This prodromal stage, the time before symptoms develop, may be key to determining the cause of PD and halting the progression to neurodegeneration and symptom presentation.

“This prodromal stage is of major interest for prevention efforts,” commented the authors. “Targeting factors that enter the body via the nose or gut has become even more important since the discovery that the alpha-synuclein protein-related Lewy pathology, which is characteristic of PD, was identified in the nervous systems of the olfactory pathway and the digestive tract.”

A second concept discussed by the authors is the exposome: the totality of human environmental exposures over an individual’s lifetime. Together with the Braak hypothesis, this concept could provide a theoretical framework for scientists to design studies into the investigation of causes of PD and potential ways to prevent its progression.

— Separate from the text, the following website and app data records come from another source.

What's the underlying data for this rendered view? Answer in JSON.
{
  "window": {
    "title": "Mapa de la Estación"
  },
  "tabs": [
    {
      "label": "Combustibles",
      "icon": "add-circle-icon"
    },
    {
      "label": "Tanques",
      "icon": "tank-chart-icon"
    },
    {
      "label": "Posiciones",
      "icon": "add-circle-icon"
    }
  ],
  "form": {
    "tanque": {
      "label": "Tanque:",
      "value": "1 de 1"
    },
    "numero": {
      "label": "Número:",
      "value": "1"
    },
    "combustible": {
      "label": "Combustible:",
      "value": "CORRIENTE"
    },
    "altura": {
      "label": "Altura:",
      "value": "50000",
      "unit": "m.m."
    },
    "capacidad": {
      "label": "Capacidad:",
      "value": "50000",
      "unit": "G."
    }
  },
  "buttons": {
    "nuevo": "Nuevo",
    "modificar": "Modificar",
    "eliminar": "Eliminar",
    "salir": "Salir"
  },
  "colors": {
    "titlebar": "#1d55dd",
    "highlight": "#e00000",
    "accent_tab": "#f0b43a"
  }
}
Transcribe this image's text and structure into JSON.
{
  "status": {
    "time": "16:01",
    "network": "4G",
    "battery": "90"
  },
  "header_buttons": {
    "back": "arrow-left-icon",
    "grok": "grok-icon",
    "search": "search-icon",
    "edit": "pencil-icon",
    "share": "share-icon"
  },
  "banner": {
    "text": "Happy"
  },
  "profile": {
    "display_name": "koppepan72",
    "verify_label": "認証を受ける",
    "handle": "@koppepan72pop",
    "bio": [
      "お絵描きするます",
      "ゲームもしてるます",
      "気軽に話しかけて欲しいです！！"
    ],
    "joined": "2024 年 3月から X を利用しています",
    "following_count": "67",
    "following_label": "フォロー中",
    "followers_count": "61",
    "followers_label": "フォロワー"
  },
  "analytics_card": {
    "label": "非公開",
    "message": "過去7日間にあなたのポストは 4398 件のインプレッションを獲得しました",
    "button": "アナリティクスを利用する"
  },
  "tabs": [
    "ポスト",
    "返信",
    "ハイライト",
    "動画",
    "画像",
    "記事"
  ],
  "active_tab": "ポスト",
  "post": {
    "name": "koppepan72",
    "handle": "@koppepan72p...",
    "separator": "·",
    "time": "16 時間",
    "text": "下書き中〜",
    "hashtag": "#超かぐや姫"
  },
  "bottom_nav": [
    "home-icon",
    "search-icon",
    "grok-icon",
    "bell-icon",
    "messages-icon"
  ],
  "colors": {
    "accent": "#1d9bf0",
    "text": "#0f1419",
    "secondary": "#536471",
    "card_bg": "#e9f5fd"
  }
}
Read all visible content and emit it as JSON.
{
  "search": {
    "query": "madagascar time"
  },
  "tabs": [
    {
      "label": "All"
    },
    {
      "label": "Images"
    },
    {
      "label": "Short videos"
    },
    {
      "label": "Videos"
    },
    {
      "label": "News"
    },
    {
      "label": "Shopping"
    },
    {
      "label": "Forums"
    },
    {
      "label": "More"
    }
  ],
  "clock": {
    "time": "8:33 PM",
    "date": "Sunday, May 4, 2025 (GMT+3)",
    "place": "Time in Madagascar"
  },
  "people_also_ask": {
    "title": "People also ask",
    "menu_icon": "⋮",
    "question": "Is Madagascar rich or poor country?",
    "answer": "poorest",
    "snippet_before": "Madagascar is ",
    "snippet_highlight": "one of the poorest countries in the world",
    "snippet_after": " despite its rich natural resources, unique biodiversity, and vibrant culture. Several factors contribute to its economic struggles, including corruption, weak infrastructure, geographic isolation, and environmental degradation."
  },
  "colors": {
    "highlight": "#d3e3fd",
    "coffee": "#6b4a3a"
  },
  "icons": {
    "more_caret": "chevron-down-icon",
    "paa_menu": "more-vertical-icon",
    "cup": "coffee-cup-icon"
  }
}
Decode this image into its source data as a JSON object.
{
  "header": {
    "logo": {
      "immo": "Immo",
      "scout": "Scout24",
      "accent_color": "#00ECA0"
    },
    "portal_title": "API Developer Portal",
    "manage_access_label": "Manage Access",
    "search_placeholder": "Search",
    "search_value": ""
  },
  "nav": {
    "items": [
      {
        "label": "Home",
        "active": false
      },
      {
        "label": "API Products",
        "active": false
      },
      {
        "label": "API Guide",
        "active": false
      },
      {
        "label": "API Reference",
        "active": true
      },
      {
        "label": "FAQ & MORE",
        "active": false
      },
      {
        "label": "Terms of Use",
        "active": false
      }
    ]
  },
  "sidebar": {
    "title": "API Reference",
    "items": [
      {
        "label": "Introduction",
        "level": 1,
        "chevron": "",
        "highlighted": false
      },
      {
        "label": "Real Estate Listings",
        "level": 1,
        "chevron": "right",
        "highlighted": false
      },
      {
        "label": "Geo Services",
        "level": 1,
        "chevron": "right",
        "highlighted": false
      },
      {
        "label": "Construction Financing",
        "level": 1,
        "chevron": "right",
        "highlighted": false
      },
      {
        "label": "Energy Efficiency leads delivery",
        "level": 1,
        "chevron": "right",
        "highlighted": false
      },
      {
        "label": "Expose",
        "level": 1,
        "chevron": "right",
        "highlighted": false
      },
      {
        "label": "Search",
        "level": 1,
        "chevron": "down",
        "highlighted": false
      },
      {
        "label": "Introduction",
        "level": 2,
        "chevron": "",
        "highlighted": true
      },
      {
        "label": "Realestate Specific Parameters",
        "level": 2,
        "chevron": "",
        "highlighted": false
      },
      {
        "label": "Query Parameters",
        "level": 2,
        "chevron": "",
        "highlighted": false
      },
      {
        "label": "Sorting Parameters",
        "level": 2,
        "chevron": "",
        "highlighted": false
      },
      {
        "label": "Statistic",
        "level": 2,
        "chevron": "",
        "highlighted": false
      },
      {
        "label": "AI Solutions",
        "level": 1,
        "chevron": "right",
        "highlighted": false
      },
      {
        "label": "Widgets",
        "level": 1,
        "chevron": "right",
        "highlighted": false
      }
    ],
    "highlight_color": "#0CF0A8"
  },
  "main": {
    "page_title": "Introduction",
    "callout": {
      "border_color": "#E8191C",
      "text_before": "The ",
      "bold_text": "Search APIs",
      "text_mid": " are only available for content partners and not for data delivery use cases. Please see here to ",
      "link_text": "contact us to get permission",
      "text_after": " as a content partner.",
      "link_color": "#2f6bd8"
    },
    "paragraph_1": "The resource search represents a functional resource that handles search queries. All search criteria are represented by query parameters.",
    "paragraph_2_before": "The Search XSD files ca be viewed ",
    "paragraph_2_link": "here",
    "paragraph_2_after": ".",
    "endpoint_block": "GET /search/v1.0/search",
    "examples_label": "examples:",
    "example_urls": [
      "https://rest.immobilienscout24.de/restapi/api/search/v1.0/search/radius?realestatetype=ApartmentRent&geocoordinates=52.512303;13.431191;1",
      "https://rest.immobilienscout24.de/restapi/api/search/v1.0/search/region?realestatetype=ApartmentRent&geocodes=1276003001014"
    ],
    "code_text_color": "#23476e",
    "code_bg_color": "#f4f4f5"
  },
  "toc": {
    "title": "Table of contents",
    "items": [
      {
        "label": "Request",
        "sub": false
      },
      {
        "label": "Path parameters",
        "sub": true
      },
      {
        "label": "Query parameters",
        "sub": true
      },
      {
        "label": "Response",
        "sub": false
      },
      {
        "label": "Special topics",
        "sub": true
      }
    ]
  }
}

“We are at an exciting moment to unveil environmental contributions to PD development and progression by taking a life-course approach, considering prodromal stages of PD, and utilizing novel tools to assess environmental exposures,” they explained.

“The lifelong contributions of environmental factors to PD are difficult to characterize because of the decades-long prodromal stage of the disease and the difficulty in assessing environmental exposures during this stage. We nevertheless believe it will be possible to assess long-term exposures through large-scale environmental monitoring and by using novel biomarkers that reflect the exposome.”